→ **Data records**:
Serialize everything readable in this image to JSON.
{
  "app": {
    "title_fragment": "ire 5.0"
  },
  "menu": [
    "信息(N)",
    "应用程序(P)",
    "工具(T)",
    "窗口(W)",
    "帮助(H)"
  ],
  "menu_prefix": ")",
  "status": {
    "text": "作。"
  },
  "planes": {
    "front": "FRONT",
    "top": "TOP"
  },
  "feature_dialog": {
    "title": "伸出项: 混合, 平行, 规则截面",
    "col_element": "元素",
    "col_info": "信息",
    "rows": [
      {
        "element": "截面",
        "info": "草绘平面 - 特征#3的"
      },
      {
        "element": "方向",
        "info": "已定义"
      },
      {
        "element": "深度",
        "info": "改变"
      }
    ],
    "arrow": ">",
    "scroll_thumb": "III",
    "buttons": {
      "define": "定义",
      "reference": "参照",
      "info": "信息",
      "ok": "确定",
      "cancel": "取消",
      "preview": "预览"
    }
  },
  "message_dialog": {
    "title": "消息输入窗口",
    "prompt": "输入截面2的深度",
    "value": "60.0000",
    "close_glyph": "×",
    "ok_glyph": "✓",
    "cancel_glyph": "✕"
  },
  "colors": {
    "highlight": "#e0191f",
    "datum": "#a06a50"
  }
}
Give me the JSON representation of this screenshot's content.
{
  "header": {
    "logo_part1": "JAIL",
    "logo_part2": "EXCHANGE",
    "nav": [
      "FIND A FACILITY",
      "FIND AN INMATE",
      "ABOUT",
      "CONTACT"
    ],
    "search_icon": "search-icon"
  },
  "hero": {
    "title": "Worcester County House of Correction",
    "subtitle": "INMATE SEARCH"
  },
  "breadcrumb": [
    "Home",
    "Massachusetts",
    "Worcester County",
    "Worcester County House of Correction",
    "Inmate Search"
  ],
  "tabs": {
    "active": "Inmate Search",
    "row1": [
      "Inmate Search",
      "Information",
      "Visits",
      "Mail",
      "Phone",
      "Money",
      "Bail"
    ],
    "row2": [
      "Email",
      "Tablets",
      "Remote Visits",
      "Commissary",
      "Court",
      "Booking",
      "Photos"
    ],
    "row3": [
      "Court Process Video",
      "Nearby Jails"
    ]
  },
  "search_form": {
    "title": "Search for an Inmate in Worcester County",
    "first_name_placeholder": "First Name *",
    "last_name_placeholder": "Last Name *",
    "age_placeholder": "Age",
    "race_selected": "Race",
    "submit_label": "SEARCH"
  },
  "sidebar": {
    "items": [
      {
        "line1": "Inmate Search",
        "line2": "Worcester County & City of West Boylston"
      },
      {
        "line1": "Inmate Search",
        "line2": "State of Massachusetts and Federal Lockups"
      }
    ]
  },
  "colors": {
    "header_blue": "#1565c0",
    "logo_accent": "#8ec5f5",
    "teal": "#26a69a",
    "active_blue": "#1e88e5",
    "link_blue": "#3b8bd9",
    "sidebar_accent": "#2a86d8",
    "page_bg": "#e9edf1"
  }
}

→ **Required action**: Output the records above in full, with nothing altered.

→ **Output below**:
Serialize everything readable in this image to JSON.
{
  "app": {
    "title_fragment": "ire 5.0"
  },
  "menu": [
    "信息(N)",
    "应用程序(P)",
    "工具(T)",
    "窗口(W)",
    "帮助(H)"
  ],
  "menu_prefix": ")",
  "status": {
    "text": "作。"
  },
  "planes": {
    "front": "FRONT",
    "top": "TOP"
  },
  "feature_dialog": {
    "title": "伸出项: 混合, 平行, 规则截面",
    "col_element": "元素",
    "col_info": "信息",
    "rows": [
      {
        "element": "截面",
        "info": "草绘平面 - 特征#3的"
      },
      {
        "element": "方向",
        "info": "已定义"
      },
      {
        "element": "深度",
        "info": "改变"
      }
    ],
    "arrow": ">",
    "scroll_thumb": "III",
    "buttons": {
      "define": "定义",
      "reference": "参照",
      "info": "信息",
      "ok": "确定",
      "cancel": "取消",
      "preview": "预览"
    }
  },
  "message_dialog": {
    "title": "消息输入窗口",
    "prompt": "输入截面2的深度",
    "value": "60.0000",
    "close_glyph": "×",
    "ok_glyph": "✓",
    "cancel_glyph": "✕"
  },
  "colors": {
    "highlight": "#e0191f",
    "datum": "#a06a50"
  }
}
Give me the JSON representation of this screenshot's content.
{
  "header": {
    "logo_part1": "JAIL",
    "logo_part2": "EXCHANGE",
    "nav": [
      "FIND A FACILITY",
      "FIND AN INMATE",
      "ABOUT",
      "CONTACT"
    ],
    "search_icon": "search-icon"
  },
  "hero": {
    "title": "Worcester County House of Correction",
    "subtitle": "INMATE SEARCH"
  },
  "breadcrumb": [
    "Home",
    "Massachusetts",
    "Worcester County",
    "Worcester County House of Correction",
    "Inmate Search"
  ],
  "tabs": {
    "active": "Inmate Search",
    "row1": [
      "Inmate Search",
      "Information",
      "Visits",
      "Mail",
      "Phone",
      "Money",
      "Bail"
    ],
    "row2": [
      "Email",
      "Tablets",
      "Remote Visits",
      "Commissary",
      "Court",
      "Booking",
      "Photos"
    ],
    "row3": [
      "Court Process Video",
      "Nearby Jails"
    ]
  },
  "search_form": {
    "title": "Search for an Inmate in Worcester County",
    "first_name_placeholder": "First Name *",
    "last_name_placeholder": "Last Name *",
    "age_placeholder": "Age",
    "race_selected": "Race",
    "submit_label": "SEARCH"
  },
  "sidebar": {
    "items": [
      {
        "line1": "Inmate Search",
        "line2": "Worcester County & City of West Boylston"
      },
      {
        "line1": "Inmate Search",
        "line2": "State of Massachusetts and Federal Lockups"
      }
    ]
  },
  "colors": {
    "header_blue": "#1565c0",
    "logo_accent": "#8ec5f5",
    "teal": "#26a69a",
    "active_blue": "#1e88e5",
    "link_blue": "#3b8bd9",
    "sidebar_accent": "#2a86d8",
    "page_bg": "#e9edf1"
  }
}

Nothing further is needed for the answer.